Dezeen Magazine

Hunters Point Library by Steven Holl Architects criticism
Steven Holl was criticised after the building opened with levels that were inaccessible by elevator

Steven Holl dismisses concerns over new Long Island City library as "wrinkles"

Steven Holl Architects has brushed off criticisms of its Hunters Point Library in Long Island City, which opened in September with a number of areas inaccessible to people with disabilities.

The New York City firm said that the problems encountered were "normal" for a project of this scale.

"The few issues that have come up are wrinkles normal to the opening of any new building, especially when the building is receiving such a huge audience," Steven Holl Architects told Dezeen.

Hunters Point Library came under fire after its September opening because its elevator stopped short of three levels that were home to fiction books, making them off limits to visitors that are unable to walk.

Hunters Point library moves books following criticisms 

The criticism prompted the library to move the books that occupied these terraced spaces to other accessible areas, as reported by Gothamist.

The inaccessibility of the three levels, however, are among a number of criticisms of the library, which cost $41 million (£31.9 million) and took over a decade to complete.

New York architecture critic Alexandra Lange took to social media to highlight that it did not include an appropriate amount of space for storing baby strollers, and that the building's one elevator was not large enough to fit them in.

"I have NEVER seen a contemporary child-focused space with enough stroller parking… that said, I am pretty shocked by the lack of communication between architect and client about many, many use issues," she said.

A parody Twitter account of the building, called Hunters Point Library, was also set up to mock the building and called attention to faults in the roof.
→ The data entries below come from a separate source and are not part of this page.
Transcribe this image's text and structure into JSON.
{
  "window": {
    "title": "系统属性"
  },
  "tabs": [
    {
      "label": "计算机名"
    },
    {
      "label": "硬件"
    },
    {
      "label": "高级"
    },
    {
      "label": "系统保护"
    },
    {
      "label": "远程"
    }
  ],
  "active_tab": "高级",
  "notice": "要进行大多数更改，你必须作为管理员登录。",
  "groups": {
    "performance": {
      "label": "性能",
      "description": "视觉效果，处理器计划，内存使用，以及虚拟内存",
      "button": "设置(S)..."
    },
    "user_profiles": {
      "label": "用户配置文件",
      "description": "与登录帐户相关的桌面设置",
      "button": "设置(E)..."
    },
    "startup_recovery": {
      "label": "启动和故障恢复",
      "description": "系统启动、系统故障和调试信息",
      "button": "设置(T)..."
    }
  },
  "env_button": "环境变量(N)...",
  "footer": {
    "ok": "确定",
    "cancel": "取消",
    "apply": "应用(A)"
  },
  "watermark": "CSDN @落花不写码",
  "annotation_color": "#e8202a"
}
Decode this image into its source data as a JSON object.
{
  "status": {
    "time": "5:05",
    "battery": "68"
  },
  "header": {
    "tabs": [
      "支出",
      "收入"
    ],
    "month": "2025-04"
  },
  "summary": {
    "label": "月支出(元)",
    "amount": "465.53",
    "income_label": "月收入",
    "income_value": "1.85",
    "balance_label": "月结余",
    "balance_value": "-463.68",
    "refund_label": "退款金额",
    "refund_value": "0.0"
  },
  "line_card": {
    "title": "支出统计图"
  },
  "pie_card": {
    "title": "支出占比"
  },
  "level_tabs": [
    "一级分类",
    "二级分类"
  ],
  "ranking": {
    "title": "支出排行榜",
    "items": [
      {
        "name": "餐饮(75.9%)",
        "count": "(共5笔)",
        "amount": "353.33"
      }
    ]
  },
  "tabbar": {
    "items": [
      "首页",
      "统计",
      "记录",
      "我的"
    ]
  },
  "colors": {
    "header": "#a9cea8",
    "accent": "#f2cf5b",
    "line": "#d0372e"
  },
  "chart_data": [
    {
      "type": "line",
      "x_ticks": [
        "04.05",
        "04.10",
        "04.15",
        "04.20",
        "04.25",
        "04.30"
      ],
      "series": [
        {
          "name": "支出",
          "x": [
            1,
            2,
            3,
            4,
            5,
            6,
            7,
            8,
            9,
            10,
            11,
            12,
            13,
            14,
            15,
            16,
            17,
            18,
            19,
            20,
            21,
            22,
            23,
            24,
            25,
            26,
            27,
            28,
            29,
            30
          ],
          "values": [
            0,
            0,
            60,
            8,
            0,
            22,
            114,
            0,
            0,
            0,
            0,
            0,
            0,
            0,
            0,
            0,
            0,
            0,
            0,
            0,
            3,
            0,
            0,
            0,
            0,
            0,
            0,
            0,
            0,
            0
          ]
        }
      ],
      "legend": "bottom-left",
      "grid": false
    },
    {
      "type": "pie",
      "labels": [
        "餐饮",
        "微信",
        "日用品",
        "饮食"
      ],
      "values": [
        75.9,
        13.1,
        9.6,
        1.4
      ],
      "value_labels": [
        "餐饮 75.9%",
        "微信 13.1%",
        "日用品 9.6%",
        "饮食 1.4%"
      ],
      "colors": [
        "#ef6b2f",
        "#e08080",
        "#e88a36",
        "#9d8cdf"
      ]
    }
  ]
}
In October, it was reported that the building's roof was leaking due to a problem with fire sprinkler and a doorway on the rooftop. Contractors were also on site to fix cracks in the floors.

However, in spite of the grumbles about faults in the design, Steven Holl Architects remains adamant that the six-storey concrete library is still proof of the value of civic spaces.

Steven Holl Architects describes project as a "success"

The library building has received 30,000 visitors since opening, according to the firm, which it says is a "testament" to its importance and success.

"The Hunters Point Library is a testament to the value of public space, and the desire of the community to have such a space to visit," said the firm. "We are pleased to see the success Hunters Point Library within the community and the city."

"The library's reading areas and study desks are continually full; people are inspired to come and spend time here," it added.

Queens Library at Hunter's Point by Steven Holl Architects
Photograph by Paul Warchol

Measuring 22,000 square feet (2,044 square metres), Hunters Point Library is located on a waterfront site along the East River in the New York City borough of Queens. It is recognisable for its cast-in concrete walls painted with aluminium for a silvery finish.

Community has "celebrated the library" says firm

Huge "sculpted cuts" are carved out of the volume to form large windows with expansive views of Midtown Manhattan.

The walls are load-bearing to allow for a series of open spaces inside – including floors dedicated to children, teen and adult book collections. It is complete with a cafe on its top floor and a rooftop deck, which is yet to open.

"Not only has the local community celebrated the library with enthusiasm, but over the past month, visitorship has included a large number of young families from the wider Queens area, as well as tourists who are curious to experience the library," Steven Holl Architects said.

Photograph courtesy of Steven Holl Architects